An icy rain is pelting about 30 protesters who’ve converged at the gate of a natural gas drilling site near Manchester, England. On the other side of a fence topped with razor wire, a 10-story-high rig is boring into shale to determine if it’s suitable for hydraulic fracturing, or fracking. The demonstrators unfurl a banner: “Fracking will poison our children.”
Okay, fine. You're persuaded that climate change is a problem. So if we can work out the costs and benefits of reducing carbon emissions, we'll be able to decide on the cheapest course of action, right?
Malaysia’s handling of the search for missing Flight 370 has turned the official groomed to become the country’s next prime minister into a lightning rod for criticism, hurting his chances to lead the nation.
Adolfo Suarez, the prime minister who led Spain from dictatorship to democracy and became its first elected premier after the death of Francisco Franco, has died, Spanish state-owned broadcaster RTVE said.
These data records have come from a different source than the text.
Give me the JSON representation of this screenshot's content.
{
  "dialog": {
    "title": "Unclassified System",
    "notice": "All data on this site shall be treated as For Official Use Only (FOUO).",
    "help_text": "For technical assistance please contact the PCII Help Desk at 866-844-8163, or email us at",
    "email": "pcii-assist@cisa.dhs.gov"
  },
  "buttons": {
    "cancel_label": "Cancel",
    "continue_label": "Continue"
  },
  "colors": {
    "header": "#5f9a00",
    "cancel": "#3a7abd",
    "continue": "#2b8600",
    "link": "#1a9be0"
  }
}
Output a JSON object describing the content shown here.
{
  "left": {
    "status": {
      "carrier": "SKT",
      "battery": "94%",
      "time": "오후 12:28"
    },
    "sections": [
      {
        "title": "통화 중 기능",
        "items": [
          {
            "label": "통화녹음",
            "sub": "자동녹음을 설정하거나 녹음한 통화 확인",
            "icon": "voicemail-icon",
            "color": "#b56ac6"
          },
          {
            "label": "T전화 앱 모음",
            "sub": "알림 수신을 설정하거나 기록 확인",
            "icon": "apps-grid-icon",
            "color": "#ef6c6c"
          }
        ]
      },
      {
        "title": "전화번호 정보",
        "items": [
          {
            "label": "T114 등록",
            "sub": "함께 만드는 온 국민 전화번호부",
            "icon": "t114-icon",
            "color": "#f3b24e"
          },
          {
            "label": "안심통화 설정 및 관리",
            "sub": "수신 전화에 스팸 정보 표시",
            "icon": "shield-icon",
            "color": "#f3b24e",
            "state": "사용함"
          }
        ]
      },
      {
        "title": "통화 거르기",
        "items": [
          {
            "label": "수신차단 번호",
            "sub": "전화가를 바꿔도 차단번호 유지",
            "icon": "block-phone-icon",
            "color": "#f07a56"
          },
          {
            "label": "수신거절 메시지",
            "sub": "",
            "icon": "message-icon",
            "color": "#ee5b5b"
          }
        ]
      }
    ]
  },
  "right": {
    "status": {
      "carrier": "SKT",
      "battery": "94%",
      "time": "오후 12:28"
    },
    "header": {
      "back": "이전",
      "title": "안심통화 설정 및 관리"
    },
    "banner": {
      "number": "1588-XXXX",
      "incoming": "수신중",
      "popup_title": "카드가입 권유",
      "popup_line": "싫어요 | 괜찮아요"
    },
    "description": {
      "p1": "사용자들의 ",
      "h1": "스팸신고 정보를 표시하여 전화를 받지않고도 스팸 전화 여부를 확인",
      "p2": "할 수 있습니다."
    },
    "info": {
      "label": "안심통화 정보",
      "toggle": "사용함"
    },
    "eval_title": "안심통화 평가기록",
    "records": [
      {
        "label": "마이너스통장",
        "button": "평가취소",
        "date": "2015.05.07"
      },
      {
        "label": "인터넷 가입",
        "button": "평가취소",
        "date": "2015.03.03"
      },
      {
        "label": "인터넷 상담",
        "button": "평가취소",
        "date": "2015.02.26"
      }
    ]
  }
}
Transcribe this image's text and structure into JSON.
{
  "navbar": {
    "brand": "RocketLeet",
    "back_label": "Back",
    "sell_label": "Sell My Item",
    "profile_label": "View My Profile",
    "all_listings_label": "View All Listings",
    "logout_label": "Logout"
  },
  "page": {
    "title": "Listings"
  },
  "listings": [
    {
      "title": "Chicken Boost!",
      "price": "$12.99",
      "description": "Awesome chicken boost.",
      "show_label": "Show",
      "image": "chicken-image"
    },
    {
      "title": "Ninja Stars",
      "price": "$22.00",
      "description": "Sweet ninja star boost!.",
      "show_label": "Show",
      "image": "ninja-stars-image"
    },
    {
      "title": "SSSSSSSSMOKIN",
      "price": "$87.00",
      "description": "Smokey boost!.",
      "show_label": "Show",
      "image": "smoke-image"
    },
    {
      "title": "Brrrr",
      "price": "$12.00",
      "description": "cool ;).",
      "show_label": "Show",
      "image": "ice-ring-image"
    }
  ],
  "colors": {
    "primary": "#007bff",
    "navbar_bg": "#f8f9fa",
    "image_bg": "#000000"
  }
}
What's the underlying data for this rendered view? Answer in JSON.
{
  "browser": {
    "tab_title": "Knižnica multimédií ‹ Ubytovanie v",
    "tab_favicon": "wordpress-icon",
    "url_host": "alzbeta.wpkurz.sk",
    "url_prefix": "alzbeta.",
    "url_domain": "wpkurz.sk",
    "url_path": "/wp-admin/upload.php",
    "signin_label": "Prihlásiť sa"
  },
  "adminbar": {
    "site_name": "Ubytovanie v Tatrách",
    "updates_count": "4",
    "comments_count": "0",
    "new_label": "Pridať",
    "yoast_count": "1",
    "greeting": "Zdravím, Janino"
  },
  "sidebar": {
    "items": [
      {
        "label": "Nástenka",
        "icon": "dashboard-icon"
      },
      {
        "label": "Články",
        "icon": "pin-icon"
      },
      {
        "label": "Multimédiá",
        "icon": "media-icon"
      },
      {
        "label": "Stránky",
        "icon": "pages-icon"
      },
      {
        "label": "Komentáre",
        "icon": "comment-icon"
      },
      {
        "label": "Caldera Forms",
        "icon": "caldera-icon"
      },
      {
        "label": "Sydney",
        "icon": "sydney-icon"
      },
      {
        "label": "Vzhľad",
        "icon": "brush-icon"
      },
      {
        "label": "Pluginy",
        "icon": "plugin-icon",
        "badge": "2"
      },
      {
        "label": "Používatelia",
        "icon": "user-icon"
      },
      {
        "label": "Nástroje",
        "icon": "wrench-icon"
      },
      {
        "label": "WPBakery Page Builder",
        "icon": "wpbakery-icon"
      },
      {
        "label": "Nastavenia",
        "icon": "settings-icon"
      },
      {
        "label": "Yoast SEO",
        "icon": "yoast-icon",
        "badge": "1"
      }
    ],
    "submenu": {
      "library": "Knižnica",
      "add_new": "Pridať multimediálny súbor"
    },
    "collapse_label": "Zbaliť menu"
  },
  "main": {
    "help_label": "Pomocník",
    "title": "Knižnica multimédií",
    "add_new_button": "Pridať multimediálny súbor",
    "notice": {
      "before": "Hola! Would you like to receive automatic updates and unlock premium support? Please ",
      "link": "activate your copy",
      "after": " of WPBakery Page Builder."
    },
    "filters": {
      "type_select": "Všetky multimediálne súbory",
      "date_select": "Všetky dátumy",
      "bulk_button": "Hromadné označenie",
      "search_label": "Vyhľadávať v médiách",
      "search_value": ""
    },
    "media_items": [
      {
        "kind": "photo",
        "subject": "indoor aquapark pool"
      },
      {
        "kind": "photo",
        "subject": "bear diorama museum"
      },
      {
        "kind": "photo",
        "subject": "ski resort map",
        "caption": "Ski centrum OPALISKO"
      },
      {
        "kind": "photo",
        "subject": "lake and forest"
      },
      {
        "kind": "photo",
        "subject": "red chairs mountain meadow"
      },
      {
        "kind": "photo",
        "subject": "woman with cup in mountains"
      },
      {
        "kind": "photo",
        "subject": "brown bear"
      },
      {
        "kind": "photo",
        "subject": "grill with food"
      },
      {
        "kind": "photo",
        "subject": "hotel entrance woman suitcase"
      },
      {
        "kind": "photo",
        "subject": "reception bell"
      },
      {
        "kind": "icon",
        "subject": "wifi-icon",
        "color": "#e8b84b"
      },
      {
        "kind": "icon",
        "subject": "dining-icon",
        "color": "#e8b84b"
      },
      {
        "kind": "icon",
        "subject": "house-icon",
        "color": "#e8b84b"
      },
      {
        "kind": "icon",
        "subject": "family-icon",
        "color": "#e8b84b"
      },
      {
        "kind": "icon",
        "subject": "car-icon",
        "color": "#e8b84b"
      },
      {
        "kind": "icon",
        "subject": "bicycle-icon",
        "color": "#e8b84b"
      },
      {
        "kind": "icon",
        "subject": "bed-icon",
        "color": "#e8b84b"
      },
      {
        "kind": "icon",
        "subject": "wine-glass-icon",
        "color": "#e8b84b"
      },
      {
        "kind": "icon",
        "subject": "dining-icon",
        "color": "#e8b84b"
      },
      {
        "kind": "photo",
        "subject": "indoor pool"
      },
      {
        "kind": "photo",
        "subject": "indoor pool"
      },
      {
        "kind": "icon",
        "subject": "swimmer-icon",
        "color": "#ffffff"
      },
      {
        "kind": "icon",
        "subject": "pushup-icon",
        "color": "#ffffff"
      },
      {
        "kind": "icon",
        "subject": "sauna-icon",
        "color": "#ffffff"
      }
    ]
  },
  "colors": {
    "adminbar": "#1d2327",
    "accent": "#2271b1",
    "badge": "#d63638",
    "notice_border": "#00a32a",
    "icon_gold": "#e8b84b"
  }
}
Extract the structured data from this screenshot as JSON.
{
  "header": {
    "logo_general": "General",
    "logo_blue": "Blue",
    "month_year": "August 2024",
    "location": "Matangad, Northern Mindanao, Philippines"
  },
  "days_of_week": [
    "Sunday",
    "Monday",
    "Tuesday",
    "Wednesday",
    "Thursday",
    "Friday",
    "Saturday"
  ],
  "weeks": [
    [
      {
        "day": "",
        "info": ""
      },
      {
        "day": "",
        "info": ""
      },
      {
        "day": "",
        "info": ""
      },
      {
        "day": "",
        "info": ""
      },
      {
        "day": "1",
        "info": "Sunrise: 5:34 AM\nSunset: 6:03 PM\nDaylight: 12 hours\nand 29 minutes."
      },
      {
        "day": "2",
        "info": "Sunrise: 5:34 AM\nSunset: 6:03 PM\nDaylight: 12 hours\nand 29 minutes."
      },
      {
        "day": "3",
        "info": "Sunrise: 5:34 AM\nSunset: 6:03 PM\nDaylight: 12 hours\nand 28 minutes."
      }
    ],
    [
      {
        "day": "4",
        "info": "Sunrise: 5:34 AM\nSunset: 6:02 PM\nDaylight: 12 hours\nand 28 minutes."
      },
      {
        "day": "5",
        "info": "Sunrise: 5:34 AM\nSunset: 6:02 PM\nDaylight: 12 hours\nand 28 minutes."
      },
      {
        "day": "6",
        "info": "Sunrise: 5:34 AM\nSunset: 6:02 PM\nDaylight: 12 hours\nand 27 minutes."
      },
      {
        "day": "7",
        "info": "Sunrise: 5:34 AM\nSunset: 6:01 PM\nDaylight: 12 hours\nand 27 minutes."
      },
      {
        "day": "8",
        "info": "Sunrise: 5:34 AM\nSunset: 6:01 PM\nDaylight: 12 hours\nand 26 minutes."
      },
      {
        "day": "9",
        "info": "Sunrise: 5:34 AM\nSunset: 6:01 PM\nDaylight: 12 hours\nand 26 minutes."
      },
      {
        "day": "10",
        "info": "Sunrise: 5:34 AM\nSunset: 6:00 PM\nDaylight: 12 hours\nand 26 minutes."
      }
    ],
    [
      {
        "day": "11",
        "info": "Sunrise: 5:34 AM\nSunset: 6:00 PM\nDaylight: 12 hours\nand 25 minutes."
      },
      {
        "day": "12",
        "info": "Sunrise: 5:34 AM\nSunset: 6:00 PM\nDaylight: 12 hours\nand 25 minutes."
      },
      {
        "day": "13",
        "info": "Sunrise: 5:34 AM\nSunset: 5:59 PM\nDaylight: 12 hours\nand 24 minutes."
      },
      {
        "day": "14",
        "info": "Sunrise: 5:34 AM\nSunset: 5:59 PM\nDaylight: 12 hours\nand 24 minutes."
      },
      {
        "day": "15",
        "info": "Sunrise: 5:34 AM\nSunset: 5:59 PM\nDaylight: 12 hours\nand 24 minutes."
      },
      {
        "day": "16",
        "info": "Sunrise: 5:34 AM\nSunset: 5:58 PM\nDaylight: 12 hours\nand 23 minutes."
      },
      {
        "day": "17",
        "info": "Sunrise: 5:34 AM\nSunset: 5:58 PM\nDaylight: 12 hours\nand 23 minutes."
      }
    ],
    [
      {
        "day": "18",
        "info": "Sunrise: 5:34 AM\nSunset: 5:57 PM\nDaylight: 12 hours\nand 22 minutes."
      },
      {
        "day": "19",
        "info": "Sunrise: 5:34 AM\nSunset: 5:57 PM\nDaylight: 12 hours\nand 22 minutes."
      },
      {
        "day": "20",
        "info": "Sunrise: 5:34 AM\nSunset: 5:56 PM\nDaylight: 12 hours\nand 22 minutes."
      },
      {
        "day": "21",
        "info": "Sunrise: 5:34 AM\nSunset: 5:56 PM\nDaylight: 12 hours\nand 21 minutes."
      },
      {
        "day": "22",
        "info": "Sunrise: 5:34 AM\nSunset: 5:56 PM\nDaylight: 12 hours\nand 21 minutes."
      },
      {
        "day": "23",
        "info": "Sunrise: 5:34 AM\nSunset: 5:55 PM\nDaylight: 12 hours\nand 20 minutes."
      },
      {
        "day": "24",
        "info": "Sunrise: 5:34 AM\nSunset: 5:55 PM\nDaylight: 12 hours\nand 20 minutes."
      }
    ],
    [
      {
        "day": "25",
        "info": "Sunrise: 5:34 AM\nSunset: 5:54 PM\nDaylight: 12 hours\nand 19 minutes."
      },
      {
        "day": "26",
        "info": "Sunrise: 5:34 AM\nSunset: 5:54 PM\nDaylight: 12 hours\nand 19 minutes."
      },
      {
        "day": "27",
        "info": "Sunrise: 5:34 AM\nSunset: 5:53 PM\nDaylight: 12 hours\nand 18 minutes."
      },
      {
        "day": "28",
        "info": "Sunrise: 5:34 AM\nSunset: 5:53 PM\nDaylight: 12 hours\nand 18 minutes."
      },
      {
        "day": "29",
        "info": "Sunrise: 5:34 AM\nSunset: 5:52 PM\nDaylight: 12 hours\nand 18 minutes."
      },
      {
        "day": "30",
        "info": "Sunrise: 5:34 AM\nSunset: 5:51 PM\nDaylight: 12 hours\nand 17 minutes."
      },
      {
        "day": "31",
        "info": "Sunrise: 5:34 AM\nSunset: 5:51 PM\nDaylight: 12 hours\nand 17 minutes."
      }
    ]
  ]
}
He was 81.
Federal Reserve Bank of St. Louis President James Bullard defended Janet Yellen’s comments on interest-rate increases, saying her outlook is in line with private surveys on when the central bank might start tightening policy.
U.K. Chancellor of the Exchequer George Osborne froze a tax on carbon emissions from electricity generation starting in April 2016 as part of a 7 billion-pound ($12 billion) plan to cut consumer energy bills.